== Record extracts ==

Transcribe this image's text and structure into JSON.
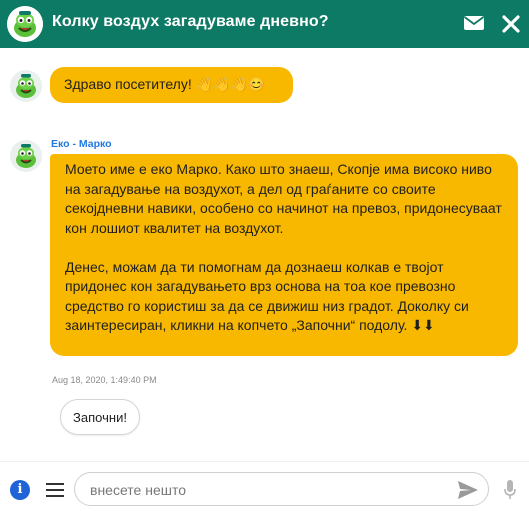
{
  "header": {
    "title": "Колку воздух загадуваме дневно?"
  },
  "colors": {
    "header_bg": "#0d7a65",
    "bubble_bg": "#f9b800",
    "sender_name": "#1f7ae0",
    "info_icon": "#1f63d8"
  },
  "icons": {
    "header_avatar": "robot-avatar-icon",
    "mail": "mail-icon",
    "close": "close-icon",
    "info": "info-icon",
    "menu": "menu-icon",
    "send": "send-icon",
    "mic": "microphone-icon"
  },
  "messages": [
    {
      "text": "Здраво посетителу! 👋👋👋😊"
    },
    {
      "sender": "Еко - Марко",
      "paragraphs": [
        "Моето име е еко Марко. Како што знаеш, Скопје има високо ниво на загадување на воздухот, а дел од граѓаните со своите секојдневни навики, особено со начинот на превоз, придонесуваат кон лошиот квалитет на воздухот.",
        "Денес, можам да ти помогнам да дознаеш колкав е твојот придонес кон загадувањето врз основа на тоа кое превозно средство го користиш за да се движиш низ градот.  Доколку си заинтересиран, кликни на копчето „Започни“ подолу. ⬇⬇"
      ],
      "timestamp": "Aug 18, 2020, 1:49:40 PM"
    }
  ],
  "quick_reply": {
    "label": "Започни!"
  },
  "composer": {
    "placeholder": "внесете нешто",
    "value": ""
  }
}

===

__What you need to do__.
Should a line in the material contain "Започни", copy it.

__Result of this task__.
        "Денес, можам да ти помогнам да дознаеш колкав е твојот придонес кон загадувањето врз основа на тоа кое превозно средство го користиш за да се движиш низ градот.  Доколку си заинтересиран, кликни на копчето „Започни“ подолу. ⬇⬇"
    "label": "Започни!"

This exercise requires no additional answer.